It would be nice to go back to a simpler time, when the worst sonic disruptions included playing Barry Manilow music to discourage convenience store loitering.
It figures that when human ingenuity and perversity are combined, the gift of hearing can be turned against us. That’s what happens when we use sound technology to attack others. Scare cannons, screeching loudspeakers, flash bombs and deliberately inappropriate music are just some of the forms of sound used to strike out at others.
A recent report from the National Academy of Sciences alleges that someone used sonic guns to beam radio waves into the American embassy in Havana. In early 2017 Ambassador Jeffrey DeLaurentis held a classified briefing raising the possibility that American staffers were being targeted by a sonic device perhaps mounted on a vehicle. Many had real but vague symptoms. Soon after, he took the precaution of asking embassy personnel to sleep in the middle of their rooms and away from windows. Six months later he would order the evacuation of nonemergency staff and families.
Tear gas, rubber bullets and stun guns all leave marks of their effects on flesh or the psyche. But individuals traumatized by sound will exhibit less external evidence that they have been attacked. Yet, as any viewer of science fiction films can attest, it seems plausible that exposure to high frequency energy could inhibit a person’s cognitive capacities. Most disturbing of all, the research done on a selection of Americans and Canadians in Havana confirmed at least some damage to the bones of the middle ear, and to the inner-ear canals that help an individual keep their balance. Several years ago Michael Hoffer, an otolaryngologist at the University of Miami, found these nearly immobilizing effects in some of the 50 embassy staffers, again suggesting the potential for near total incapacitation.
What gives the latest report some credibility is the known history of Russian use of sonic devices.
Skeptics who have since studied the Havana Embassy episode argue that there are reasons for doubt about claims of a sonic attack. Their most convincing argument is that ultra-high frequency waves do not easily penetrate buildings or dense materials. I haven’t read the latest report, but it is possible the radio waves they allege may have been in frequency ranges that could penetrate hard surfaces. The difference is in the length of the waves.
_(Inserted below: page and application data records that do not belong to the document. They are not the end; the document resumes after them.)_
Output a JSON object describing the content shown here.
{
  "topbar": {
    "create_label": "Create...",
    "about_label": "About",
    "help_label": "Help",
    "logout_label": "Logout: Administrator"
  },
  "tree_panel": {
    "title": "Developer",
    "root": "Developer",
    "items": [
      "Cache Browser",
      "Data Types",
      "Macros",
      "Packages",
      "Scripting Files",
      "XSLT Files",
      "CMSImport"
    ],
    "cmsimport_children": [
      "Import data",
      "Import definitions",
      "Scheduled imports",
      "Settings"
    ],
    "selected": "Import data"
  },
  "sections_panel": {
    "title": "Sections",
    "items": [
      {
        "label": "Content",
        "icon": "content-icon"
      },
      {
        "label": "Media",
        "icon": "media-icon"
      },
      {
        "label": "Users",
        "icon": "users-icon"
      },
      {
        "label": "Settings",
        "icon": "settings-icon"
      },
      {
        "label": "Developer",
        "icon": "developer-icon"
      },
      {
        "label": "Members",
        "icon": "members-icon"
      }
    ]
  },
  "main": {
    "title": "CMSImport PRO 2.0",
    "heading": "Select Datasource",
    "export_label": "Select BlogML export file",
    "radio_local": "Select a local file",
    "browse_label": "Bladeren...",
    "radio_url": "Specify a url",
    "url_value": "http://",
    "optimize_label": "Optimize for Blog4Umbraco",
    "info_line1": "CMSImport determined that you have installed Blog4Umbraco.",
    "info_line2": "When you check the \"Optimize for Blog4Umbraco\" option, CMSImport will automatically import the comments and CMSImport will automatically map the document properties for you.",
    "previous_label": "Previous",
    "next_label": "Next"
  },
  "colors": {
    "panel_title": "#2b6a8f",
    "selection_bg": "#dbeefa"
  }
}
Low frequency radio waves easily pass through solid materials, as any listener of AM radio can notice. Shorter waves such as those in the FM band are more easily blocked, which is one reason you may lose a station if you drive your car behind a mountain. This blocking also explains why a microwave oven is relatively safe if the door is properly closed.
Two alternate theories for the sonic attacks in Havana also can’t be dismissed, though seem implausible to some who have looked at the Havana evidence. One is that local crickets are very loud. Some residents in Cuba say their 6000 Hz pitch can literally drive you crazy. Imagine doubling the loudness of the cicadas and crickets we hear in August in the northeast. There is also the social phenomenon of a “collective psychogenic disorder,” where symptoms of one individual begin to trigger perceptions of the same problem in others. If a condition is top of mind, we tend to look for it in ourselves. There are a lot of people seeking Covid-19 tests because they have linked the effects of their winter allergies to the virus.
Ultimately, what gives the latest report some credibility is the known history of the Russians to use sonic devices, a pattern first noticed when the American Embassy in Moscow experienced high energy waves beamed at the building in the 1970s. But that was primarily for eavesdropping, not trying to inflict brain or nerve damage.
We may never be able to fully reconstruct what happened in 2017. But we can now place instruments in sensitive locations to recognize high levels of microwave radiation. Incidentally, that would probably include standing for an extended period under the broadcast antennas on top of the Empire State Building. It would be nice to go back to a simpler time, when the worst sonic disruptions included playing Barry Manilow music to discourage teen loitering in front of convenience stores.
See more from The Sonic Imperative: Sound in the Age of Screens